As I approached the office today I found myself at a stop light behind a red Scion FR-S. While waiting for the light to turn green, my mind wandered back to the good times I had with my BRZ. Road trips, track days, ice time trials, snowy parking lots… Then the $25,000 question popped into my head – do I miss my Subaru BRZ?
It’s been three months since I swapped my BRZ for my WRX. I happened to be driving my WRX today while I thought about this. The BRZ/FR-S/86 is certainly the more fun car to drive. It’s lighter, lower to the ground than the WRX, and has one of the best electric power steering systems I’ve driven, which are notorious for insulating you from feedback from the road. Unfortunately, that’s exactly what the WRX does. The steering is too light and too isolated for my taste. That doesn’t mean it handles badly, though. Though few cars can equal the BRZ’s excellence in the handling department, the WRX does quite well. It rolls a bit more in the turns, as expected being taller and heavier, but by no means does it wallow, either. My car came with high performance all-season Yokohama tires rather than the Dunlop Sport Maxx summer tires the factory installed. But it’s still extremely competent in the corners, with limits far above what I can safely test on the street. Plus it never wags its tail the way the rear wheel drive BRZ always did.
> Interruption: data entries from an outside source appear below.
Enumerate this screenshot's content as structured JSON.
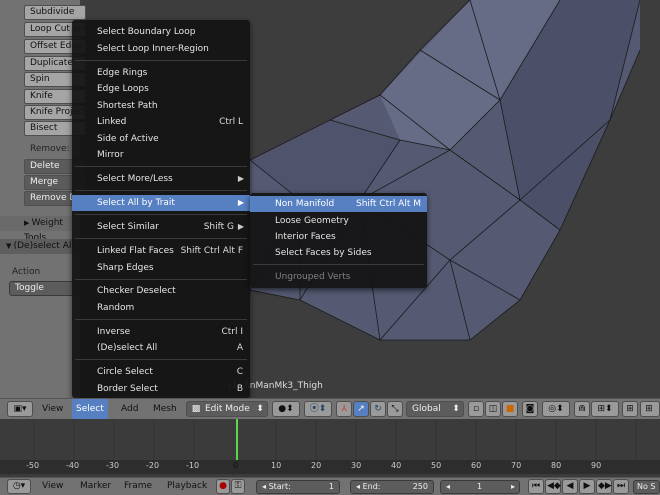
{
  "toolshelf": {
    "buttons": [
      "Subdivide",
      "Loop Cut and Slide",
      "Offset Edge Slide",
      "Duplicate",
      "Spin",
      "Knife",
      "Knife Project",
      "Bisect"
    ],
    "remove_label": "Remove:",
    "remove_buttons": [
      "Delete",
      "Merge",
      "Remove Doubles"
    ],
    "weight_tools": "Weight Tools",
    "operator_panel": "(De)select All",
    "action_label": "Action",
    "action_value": "Toggle"
  },
  "select_menu": {
    "items": [
      {
        "label": "Select Boundary Loop",
        "shortcut": ""
      },
      {
        "label": "Select Loop Inner-Region",
        "shortcut": ""
      },
      {
        "label": "Edge Rings",
        "shortcut": ""
      },
      {
        "label": "Edge Loops",
        "shortcut": ""
      },
      {
        "label": "Shortest Path",
        "shortcut": ""
      },
      {
        "label": "Linked",
        "shortcut": "Ctrl L"
      },
      {
        "label": "Side of Active",
        "shortcut": ""
      },
      {
        "label": "Mirror",
        "shortcut": ""
      },
      {
        "label": "Select More/Less",
        "shortcut": ""
      },
      {
        "label": "Select All by Trait",
        "shortcut": ""
      },
      {
        "label": "Select Similar",
        "shortcut": "Shift G"
      },
      {
        "label": "Linked Flat Faces",
        "shortcut": "Shift Ctrl Alt F"
      },
      {
        "label": "Sharp Edges",
        "shortcut": ""
      },
      {
        "label": "Checker Deselect",
        "shortcut": ""
      },
      {
        "label": "Random",
        "shortcut": ""
      },
      {
        "label": "Inverse",
        "shortcut": "Ctrl I"
      },
      {
        "label": "(De)select All",
        "shortcut": "A"
      },
      {
        "label": "Circle Select",
        "shortcut": "C"
      },
      {
        "label": "Border Select",
        "shortcut": "B"
      }
    ]
  },
  "trait_submenu": {
    "items": [
      {
        "label": "Non Manifold",
        "shortcut": "Shift Ctrl Alt M"
      },
      {
        "label": "Loose Geometry",
        "shortcut": ""
      },
      {
        "label": "Interior Faces",
        "shortcut": ""
      },
      {
        "label": "Select Faces by Sides",
        "shortcut": ""
      },
      {
        "label": "Ungrouped Verts",
        "shortcut": ""
      }
    ]
  },
  "viewport": {
    "object_name": "(1) AnManMk3_Thigh"
  },
  "header3d": {
    "menus": [
      "View",
      "Select",
      "Add",
      "Mesh"
    ],
    "mode": "Edit Mode",
    "pivot": "Global"
  },
  "timeline": {
    "ticks": [
      "-50",
      "-40",
      "-30",
      "-20",
      "-10",
      "0",
      "10",
      "20",
      "30",
      "40",
      "50",
      "60",
      "70",
      "80",
      "90"
    ]
  },
  "timehdr": {
    "menus": [
      "View",
      "Marker",
      "Frame",
      "Playback"
    ],
    "start": {
      "label": "Start:",
      "value": "1"
    },
    "end": {
      "label": "End:",
      "value": "250"
    },
    "current": "1",
    "sync": "No S"
  },
  "colors": {
    "highlight": "#5680c2",
    "menu_bg": "#141414",
    "frame_marker": "#5ad84a"
  }
}
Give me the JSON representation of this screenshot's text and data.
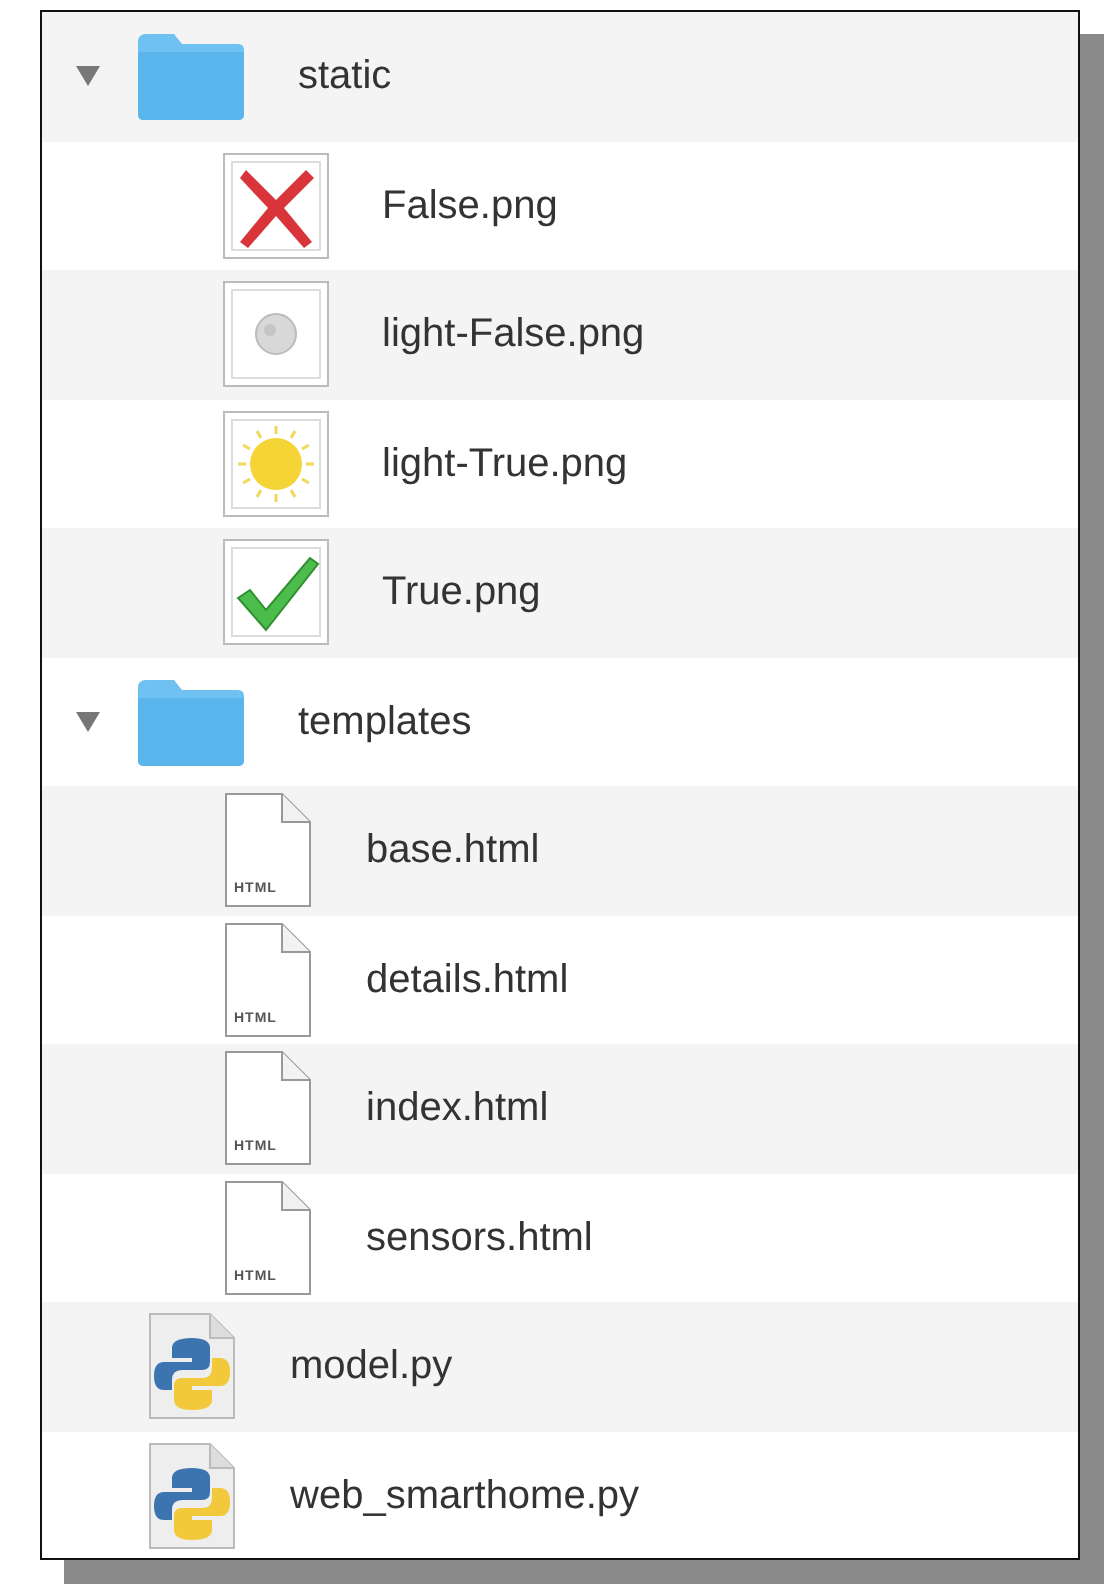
{
  "tree": [
    {
      "kind": "folder",
      "name": "static",
      "expanded": true,
      "children": [
        {
          "kind": "cross",
          "name": "False.png"
        },
        {
          "kind": "moon",
          "name": "light-False.png"
        },
        {
          "kind": "sun",
          "name": "light-True.png"
        },
        {
          "kind": "check",
          "name": "True.png"
        }
      ]
    },
    {
      "kind": "folder",
      "name": "templates",
      "expanded": true,
      "children": [
        {
          "kind": "html",
          "name": "base.html",
          "icon_label": "HTML"
        },
        {
          "kind": "html",
          "name": "details.html",
          "icon_label": "HTML"
        },
        {
          "kind": "html",
          "name": "index.html",
          "icon_label": "HTML"
        },
        {
          "kind": "html",
          "name": "sensors.html",
          "icon_label": "HTML"
        }
      ]
    },
    {
      "kind": "python",
      "name": "model.py"
    },
    {
      "kind": "python",
      "name": "web_smarthome.py"
    }
  ]
}
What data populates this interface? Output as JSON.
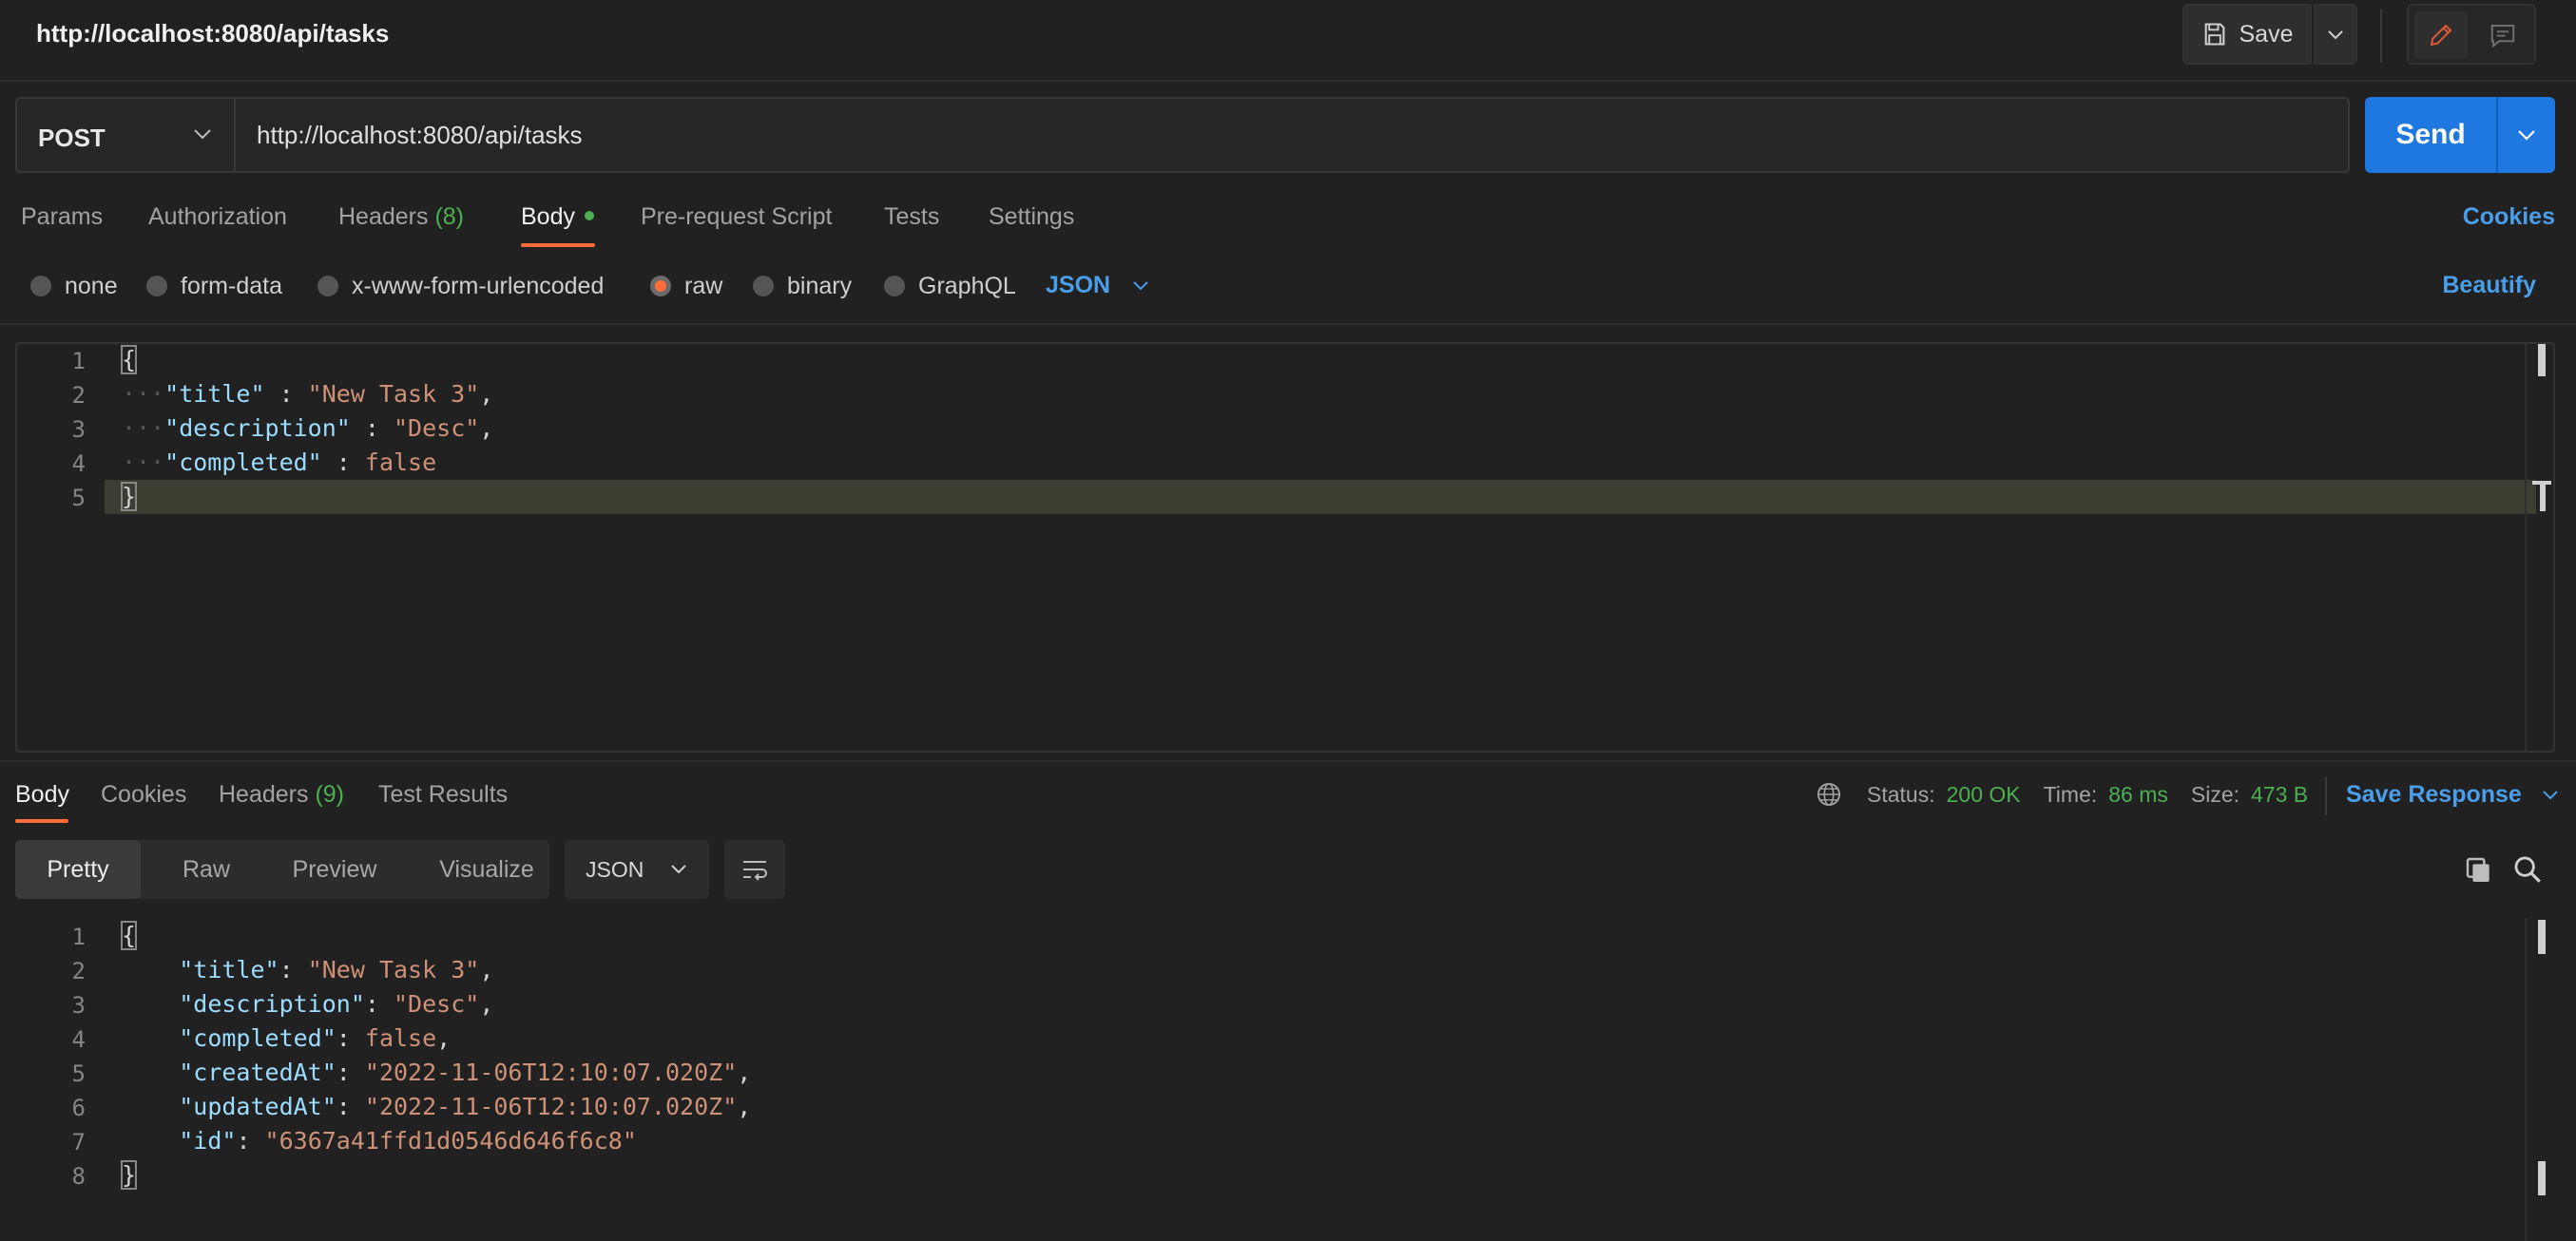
{
  "request": {
    "title": "http://localhost:8080/api/tasks",
    "save_label": "Save",
    "method": "POST",
    "url": "http://localhost:8080/api/tasks",
    "send_label": "Send",
    "tabs": [
      {
        "label": "Params"
      },
      {
        "label": "Authorization"
      },
      {
        "label": "Headers",
        "count": "(8)"
      },
      {
        "label": "Body"
      },
      {
        "label": "Pre-request Script"
      },
      {
        "label": "Tests"
      },
      {
        "label": "Settings"
      }
    ],
    "cookies_label": "Cookies",
    "body_types": [
      "none",
      "form-data",
      "x-www-form-urlencoded",
      "raw",
      "binary",
      "GraphQL"
    ],
    "selected_body_type": "raw",
    "language": "JSON",
    "beautify_label": "Beautify",
    "line_numbers": [
      "1",
      "2",
      "3",
      "4",
      "5"
    ],
    "body_lines": {
      "l1": "{",
      "l2_key": "\"title\"",
      "l2_sep": " : ",
      "l2_val": "\"New Task 3\"",
      "l3_key": "\"description\"",
      "l3_sep": " : ",
      "l3_val": "\"Desc\"",
      "l4_key": "\"completed\"",
      "l4_sep": " : ",
      "l4_val": "false",
      "l5": "}"
    }
  },
  "response": {
    "tabs": [
      {
        "label": "Body"
      },
      {
        "label": "Cookies"
      },
      {
        "label": "Headers",
        "count": "(9)"
      },
      {
        "label": "Test Results"
      }
    ],
    "status_label": "Status:",
    "status_value": "200 OK",
    "time_label": "Time:",
    "time_value": "86 ms",
    "size_label": "Size:",
    "size_value": "473 B",
    "save_response_label": "Save Response",
    "views": [
      "Pretty",
      "Raw",
      "Preview",
      "Visualize"
    ],
    "language": "JSON",
    "line_numbers": [
      "1",
      "2",
      "3",
      "4",
      "5",
      "6",
      "7",
      "8"
    ],
    "body_lines": {
      "l1": "{",
      "l2_key": "\"title\"",
      "l2_val": "\"New Task 3\"",
      "l3_key": "\"description\"",
      "l3_val": "\"Desc\"",
      "l4_key": "\"completed\"",
      "l4_val": "false",
      "l5_key": "\"createdAt\"",
      "l5_val": "\"2022-11-06T12:10:07.020Z\"",
      "l6_key": "\"updatedAt\"",
      "l6_val": "\"2022-11-06T12:10:07.020Z\"",
      "l7_key": "\"id\"",
      "l7_val": "\"6367a41ffd1d0546d646f6c8\"",
      "l8": "}"
    }
  },
  "colors": {
    "accent_orange": "#ff6c37",
    "send_blue": "#1f78e0",
    "link_blue": "#4a9eea",
    "success_green": "#4caf50"
  }
}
Power is, of course, an absolute win for the WRX. It has a bunch more horsepower and torque, and all wheel drive puts it to the ground far more effectively than the BRZ, even after I replaced its original slippery “Prius tires.” This means I can squirt into tight gaps in traffic much more effectively than the BRZ, which is quite useful during my traffic filled commute. Left lane hogs are far less of a problem when I don’t have to plan a Miata style momentum pass to make sure I have enough speed to complete it before I run out of room.
The BRZ is certainly the more fun car to drive. It’s a true sports car, not an Impreza economy car turned into a hot hatch sedan. It’s an absolute dream on a twisty back road and on the track. I haven’t had the chance to try the WRX on a track yet (the day I signed up for got postponed to a day I can’t go). Though the power will be nice, I imagine that’s where its shortcomings to the BRZ will become more apparent.
But I rarely drive on the track. I don’t even get to hit the twisties very often. Where do I drive? Commuting. Almost exclusively. That’s a combination of dense highway traffic that usually moves along slightly slower than I’d prefer (see previous comment about left lane hogs), and back roads where I’m usually stuck behind a slow moving Prius. Such driving isn’t fun, no matter what car you’re in. In fact, the BRZ was worse at this than the WRX. Its stiff suspension that made it handle so well on the track transmits every bump and pothole straight to your spine. The WRX also has a firm ride, but it soaks up the bumps much better. It’s a more comfortable ride, but still firm enough to make the car handle well when you want it to. The more spacious interior is more comfortable, allowing me to sit more upright even with my car’s sunroof eating up a little headroom. It goes without saying that the extra space makes it a much more practical car than the BRZ, with a bigger trunk and a back seat that actual humans can fit in without amputations. I can get in and out of the WRX like the normal car it is, rather than the acrobatics I sometimes had to pull with my BRZ when another car parked too close to me. And with a COBB Stage 1 tune, the WRX is less jumpy off the line than either the BRZ or a stock WRX, making it much easier to drive in erratic traffic.
So as I sat there in traffic, behind the red FR-S, asking myself whether I miss my Subaru BRZ or not, what was my answer? Much to my surprise, the answer was no. I thoroughly enjoyed the car during the three years I had it. I have no regrets about buying it in the first place. It was the right car for me at the time. But that time has passed. Maybe one day I’ll get another as a toy/track car. The way depreciation is going, that shouldn’t take very long. But now, the WRX is the right car for me. It does everything I want and need.
Except haul big stuff. But that’s what the Jetta Ute will be for.
(Full disclosure: I am a Subaru Ambassador, because I really really like them.)